Remember how we mentioned BCAA consists of three components of amino acids? Two of it, namely isoleucine and valine, are directly capable of producing energy and regulating blood sugar levels. Like we mentioned earlier, these amino acids do not metabolize in the liver but are instead broken down in your muscle itself, thus proving its significance in producing energy. This makes BCAA ideal for intense workouts because it will be used as an additional source of energy to keep your body fueled and going without tiring you out. These amino acids are also able to increase and preserve better your storage of glycogen, the component that keeps your body fueled and energized. All in all, BCAA helps fuel your body during intense workouts, prevents the breakdown of muscle protein while doing so, and preserves your body’s storage of glycogen.
2. Increases muscle growth
Consuming BCAA supplements will not only help speed up your muscle growth, but also protect and preserve your muscle mass. This links back to how the breakdown of muscle protein is prevented when BCAA is present in the body.
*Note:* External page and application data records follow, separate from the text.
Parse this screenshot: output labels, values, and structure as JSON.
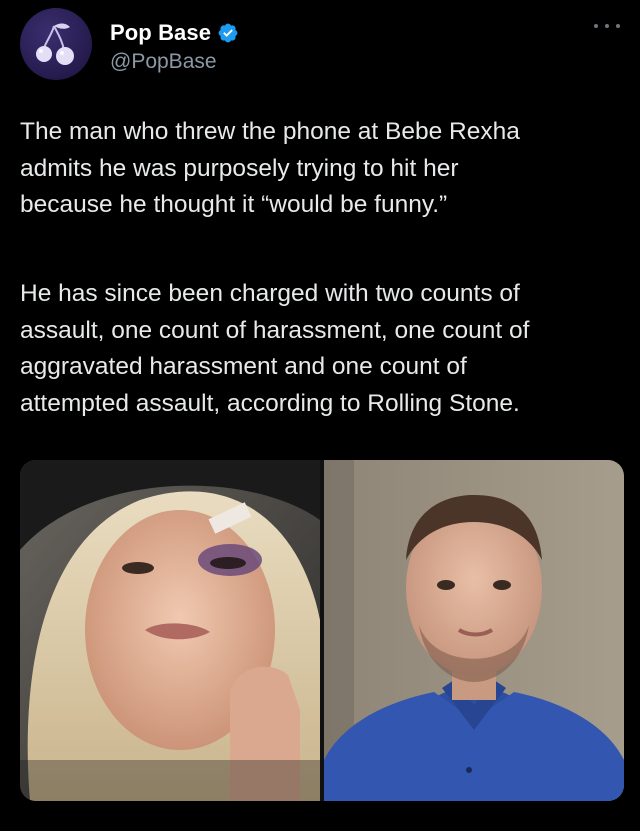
{
  "author": {
    "display_name": "Pop Base",
    "handle": "@PopBase",
    "verified": true,
    "avatar_icon": "cherries-logo-icon"
  },
  "menu_icon": "more-options-icon",
  "tweet": {
    "paragraph1": [
      "The man who threw the phone at Bebe Rexha",
      "admits he was purposely trying to hit her",
      "because he thought it “would be funny.”"
    ],
    "paragraph2": [
      "He has since been charged with two counts of",
      "assault, one count of harassment, one count of",
      "aggravated harassment and one count of",
      "attempted assault, according to Rolling Stone."
    ]
  },
  "media": {
    "image_count": 2
  },
  "colors": {
    "background": "#000000",
    "text": "#e7e9ea",
    "secondary_text": "#8b98a5",
    "verified_badge": "#1d9bf0"
  }
}
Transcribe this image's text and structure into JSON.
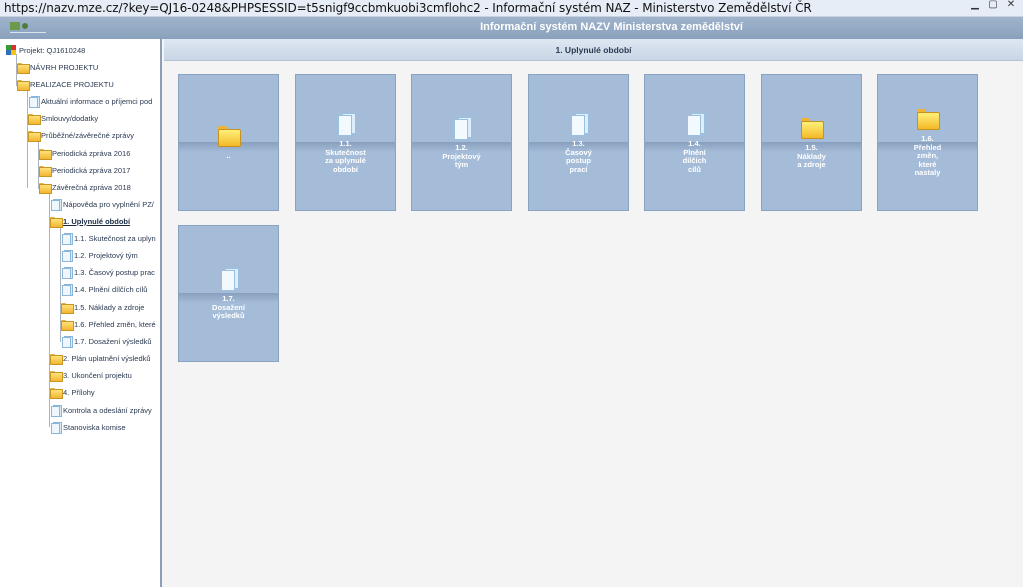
{
  "browser": {
    "title": "https://nazv.mze.cz/?key=QJ16-0248&PHPSESSID=t5snigf9ccbmkuobi3cmflohc2 - Informační systém NAZ - Ministerstvo Zemědělství ČR"
  },
  "app": {
    "title": "Informační systém NAZV Ministerstva zemědělství"
  },
  "sidebar": {
    "items": [
      {
        "label": "Projekt: QJ1610248",
        "icon": "project-icon"
      },
      {
        "label": "NÁVRH PROJEKTU",
        "icon": "folder-icon"
      },
      {
        "label": "REALIZACE PROJEKTU",
        "icon": "folder-icon"
      },
      {
        "label": "Aktuální informace o příjemci pod",
        "icon": "document-icon"
      },
      {
        "label": "Smlouvy/dodatky",
        "icon": "folder-icon"
      },
      {
        "label": "Průběžné/závěrečné zprávy",
        "icon": "folder-icon"
      },
      {
        "label": "Periodická zpráva 2016",
        "icon": "folder-icon"
      },
      {
        "label": "Periodická zpráva 2017",
        "icon": "folder-icon"
      },
      {
        "label": "Závěrečná zpráva 2018",
        "icon": "folder-icon"
      },
      {
        "label": "Nápověda pro vyplnění PZ/",
        "icon": "document-icon"
      },
      {
        "label": "1. Uplynulé období",
        "icon": "folder-icon"
      },
      {
        "label": "1.1. Skutečnost za uplyn",
        "icon": "document-icon"
      },
      {
        "label": "1.2. Projektový tým",
        "icon": "document-icon"
      },
      {
        "label": "1.3. Časový postup prac",
        "icon": "document-icon"
      },
      {
        "label": "1.4. Plnění dílčích cílů",
        "icon": "document-icon"
      },
      {
        "label": "1.5. Náklady a zdroje",
        "icon": "folder-icon"
      },
      {
        "label": "1.6. Přehled změn, které",
        "icon": "folder-icon"
      },
      {
        "label": "1.7. Dosažení výsledků",
        "icon": "document-icon"
      },
      {
        "label": "2. Plán uplatnění výsledků",
        "icon": "folder-icon"
      },
      {
        "label": "3. Ukončení projektu",
        "icon": "folder-icon"
      },
      {
        "label": "4. Přílohy",
        "icon": "folder-icon"
      },
      {
        "label": "Kontrola a odeslání zprávy",
        "icon": "document-icon"
      },
      {
        "label": "Stanoviska komise",
        "icon": "document-icon"
      }
    ]
  },
  "main": {
    "section_title": "1. Uplynulé období",
    "tiles": [
      {
        "label": "..",
        "icon": "folder-icon"
      },
      {
        "label": "1.1.\nSkutečnost\nza uplynulé\nobdobí",
        "icon": "document-icon"
      },
      {
        "label": "1.2.\nProjektový\ntým",
        "icon": "document-icon"
      },
      {
        "label": "1.3.\nČasový\npostup\nprací",
        "icon": "document-icon"
      },
      {
        "label": "1.4.\nPlnění\ndílčích\ncílů",
        "icon": "document-icon"
      },
      {
        "label": "1.5.\nNáklady\na zdroje",
        "icon": "folder-icon"
      },
      {
        "label": "1.6.\nPřehled\nzměn,\nkteré\nnastaly",
        "icon": "folder-icon"
      },
      {
        "label": "1.7.\nDosažení\nvýsledků",
        "icon": "document-icon"
      }
    ]
  },
  "colors": {
    "tile": "#a5bcd9",
    "header": "#8aa1bd",
    "folder": "#f3b928"
  }
}
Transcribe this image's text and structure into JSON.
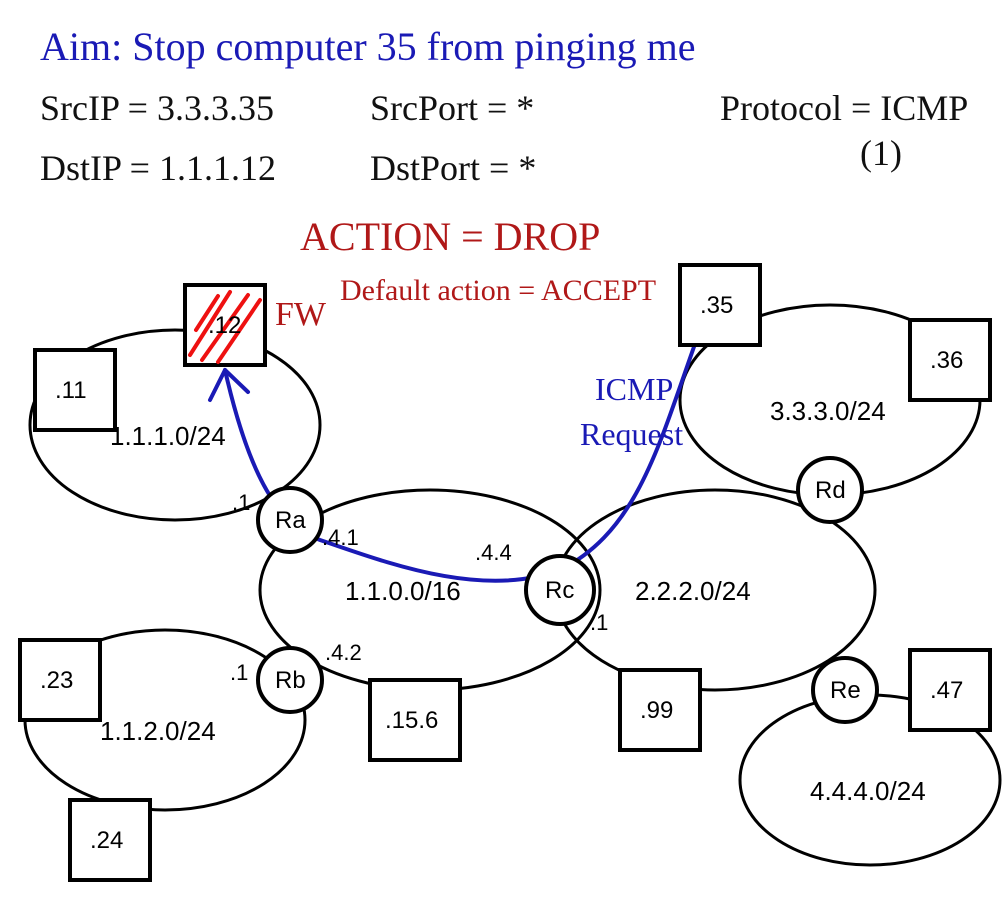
{
  "notes": {
    "aim": "Aim: Stop computer 35 from pinging me",
    "src_ip": "SrcIP = 3.3.3.35",
    "src_port": "SrcPort = *",
    "protocol": "Protocol = ICMP",
    "protocol_num": "(1)",
    "dst_ip": "DstIP = 1.1.1.12",
    "dst_port": "DstPort = *",
    "action": "ACTION = DROP",
    "default_action": "Default action = ACCEPT",
    "fw_label": "FW",
    "icmp_req": "ICMP",
    "icmp_req2": "Request"
  },
  "networks": {
    "net_111": "1.1.1.0/24",
    "net_112": "1.1.2.0/24",
    "net_110_16": "1.1.0.0/16",
    "net_222": "2.2.2.0/24",
    "net_333": "3.3.3.0/24",
    "net_444": "4.4.4.0/24"
  },
  "routers": {
    "ra": "Ra",
    "rb": "Rb",
    "rc": "Rc",
    "rd": "Rd",
    "re": "Re"
  },
  "iface": {
    "ra_left": ".1",
    "ra_right": ".4.1",
    "rb_left": ".1",
    "rb_right": ".4.2",
    "rc_top": ".4.4",
    "rc_right": ".1"
  },
  "hosts": {
    "h11": ".11",
    "h12": ".12",
    "h23": ".23",
    "h24": ".24",
    "h156": ".15.6",
    "h99": ".99",
    "h35": ".35",
    "h36": ".36",
    "h47": ".47"
  }
}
As a result, the muscle proteins remain preserved and unconsumed, protecting your muscle mass overall. Thanks to leucine, BCAA benefits your body by stimulating muscle protein synthesis and activating enzymes functional to build muscle, caving way for faster growth though studies have proven that other amino acids still need to be present in the body in order for the result to be at its optimum. Weightlifters especially can benefit from these amino acids to a great extent when taken in combination with wholesome, protein-rich diets.
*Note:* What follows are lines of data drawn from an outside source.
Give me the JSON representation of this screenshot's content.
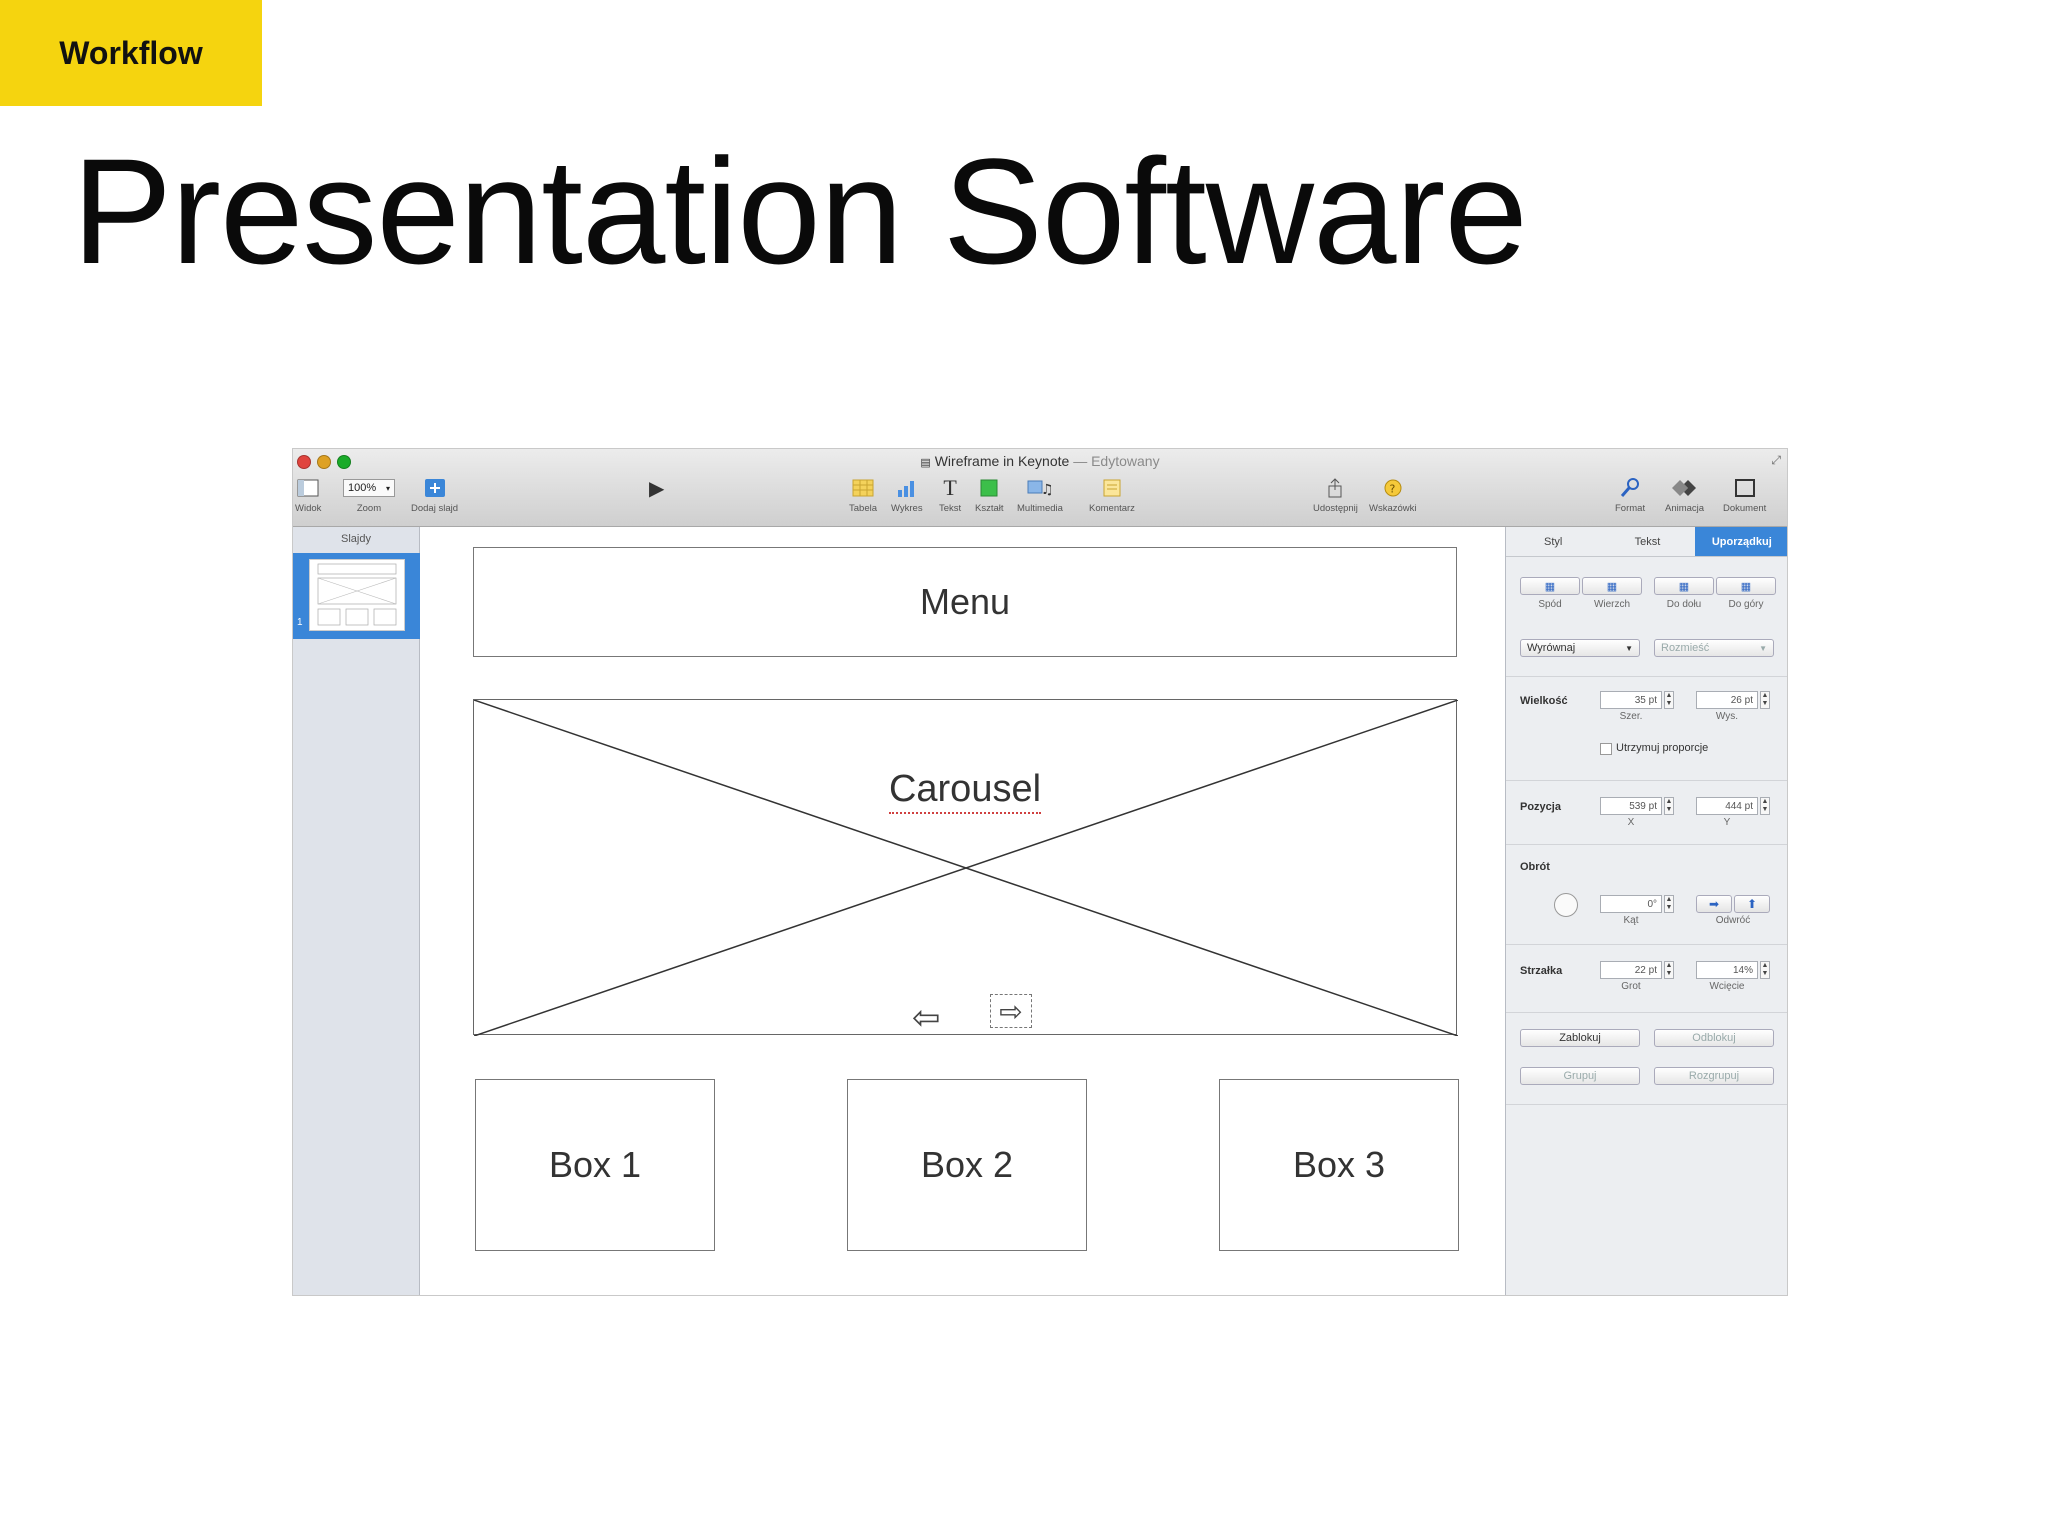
{
  "slide": {
    "tag": "Workflow",
    "title": "Presentation Software"
  },
  "window": {
    "doc_name": "Wireframe in Keynote",
    "separator": "—",
    "status": "Edytowany"
  },
  "toolbar": {
    "widok": "Widok",
    "zoom_value": "100%",
    "zoom": "Zoom",
    "dodaj_slajd": "Dodaj slajd",
    "tabela": "Tabela",
    "wykres": "Wykres",
    "tekst": "Tekst",
    "ksztalt": "Kształt",
    "multimedia": "Multimedia",
    "komentarz": "Komentarz",
    "udostepnij": "Udostępnij",
    "wskazowki": "Wskazówki",
    "format": "Format",
    "animacja": "Animacja",
    "dokument": "Dokument"
  },
  "navigator": {
    "label": "Slajdy",
    "slide_number": "1"
  },
  "canvas": {
    "menu": "Menu",
    "carousel": "Carousel",
    "box1": "Box 1",
    "box2": "Box 2",
    "box3": "Box 3"
  },
  "inspector": {
    "tabs": [
      "Styl",
      "Tekst",
      "Uporządkuj"
    ],
    "arrange": {
      "spod": "Spód",
      "wierzch": "Wierzch",
      "do_dolu": "Do dołu",
      "do_gory": "Do góry"
    },
    "wyrownaj": "Wyrównaj",
    "rozmiesc": "Rozmieść",
    "size": {
      "label": "Wielkość",
      "width": "35 pt",
      "width_label": "Szer.",
      "height": "26 pt",
      "height_label": "Wys.",
      "keep_ratio": "Utrzymuj proporcje"
    },
    "position": {
      "label": "Pozycja",
      "x": "539 pt",
      "x_label": "X",
      "y": "444 pt",
      "y_label": "Y"
    },
    "rotation": {
      "label": "Obrót",
      "angle": "0°",
      "angle_label": "Kąt",
      "flip_label": "Odwróć"
    },
    "arrow": {
      "label": "Strzałka",
      "head": "22 pt",
      "head_label": "Grot",
      "indent": "14%",
      "indent_label": "Wcięcie"
    },
    "zablokuj": "Zablokuj",
    "odblokuj": "Odblokuj",
    "grupuj": "Grupuj",
    "rozgrupuj": "Rozgrupuj"
  },
  "colors": {
    "tag_bg": "#f5d40f",
    "accent_blue": "#3a86d8",
    "close": "#e0443e",
    "minimize": "#dea123",
    "zoom": "#1aab29"
  }
}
3. Reduces fatigue and muscle soreness
We all know what the aftermath of an intense workout is-the soreness and fatigue you get afterwards can be such a distress! A study consisting of a team of people involved in strength-training exercises found that participants who were put on BCAA supplements rated their soreness 33% lower than those who were put on a placebo. This has been associated with BCAA’s ability to prevent muscle protein breakdown as well as muscle damage; the amino acids have been proven to bring down the level of creatine kinase, one of the main indicators of muscle damage. BCAA also contributes to the conversion of serotonin in your brain from the amino acid tryptophan, thus maintaining a “feel-good” mood while and after you work out.
4. Benefits people with liver diseases
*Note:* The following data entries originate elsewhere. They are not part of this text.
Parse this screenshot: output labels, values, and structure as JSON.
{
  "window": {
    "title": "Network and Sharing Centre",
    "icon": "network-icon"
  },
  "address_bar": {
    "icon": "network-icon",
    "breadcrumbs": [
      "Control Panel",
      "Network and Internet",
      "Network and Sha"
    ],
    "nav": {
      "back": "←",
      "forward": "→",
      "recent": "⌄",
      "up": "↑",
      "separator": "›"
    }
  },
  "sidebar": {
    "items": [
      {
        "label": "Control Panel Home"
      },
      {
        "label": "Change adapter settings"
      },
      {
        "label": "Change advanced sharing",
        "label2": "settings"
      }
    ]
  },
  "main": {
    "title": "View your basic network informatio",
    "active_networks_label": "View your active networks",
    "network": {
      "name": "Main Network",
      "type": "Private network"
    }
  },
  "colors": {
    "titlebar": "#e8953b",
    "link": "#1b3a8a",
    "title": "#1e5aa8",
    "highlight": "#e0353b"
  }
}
This one deserves a special mention in our list of BCAA benefits. Though they may not have a direct effect on mortality, these amino acids have been proven to help with the symptoms of chronic liver disease called cirrhosis. One of the main symptoms of the named disease is hepatic encephalopathy, in which the brain loses its capacity to filter toxins from the body and many other functions, risking your body into coma in some cases. At such instance, BCAA has been able to help reduce and delay such symptoms without causing any detrimental effects to the body except mild nausea and diaorrhea.
5. Boosts immunity
A commonly overlooked benefit of BCAA is its ability to boost the immune system tremendously. Not only are these amino acids used by muscles to fuel and grow themselves, but they are also used as a source of fuel for the immune cells to regenerate themselves and fortify the immune system in the long run. Having a stable immune keeps your health in check at all times and prevents you from falling ill easily.
SOURCING BCAA NATURALLY
As we mentioned earlier, because they are essential amino acids, BCAA needs to be primarily sourced from food. Here’s how you can source the amino acids naturally in events where you are not looking at BCAA supplements.
|Whey Protein Powder
|Soy Protein powder
Now that we have covered BCAA benefits, and sources, what about the dosage? How much is safe to consume? That will gravitate back to your needs and goals.
However, according to the World Health Organisation, it is within recommendation to consume 1g of BCAA for every 10kg of your weight. For instance, if you weigh 50 kg, then your suggested dosage for BCAA intake would be 5g daily. That said, if you are going with BCAA supplement, it is best you consume it before or after a workout session, followed by a low-calorie diet for best results.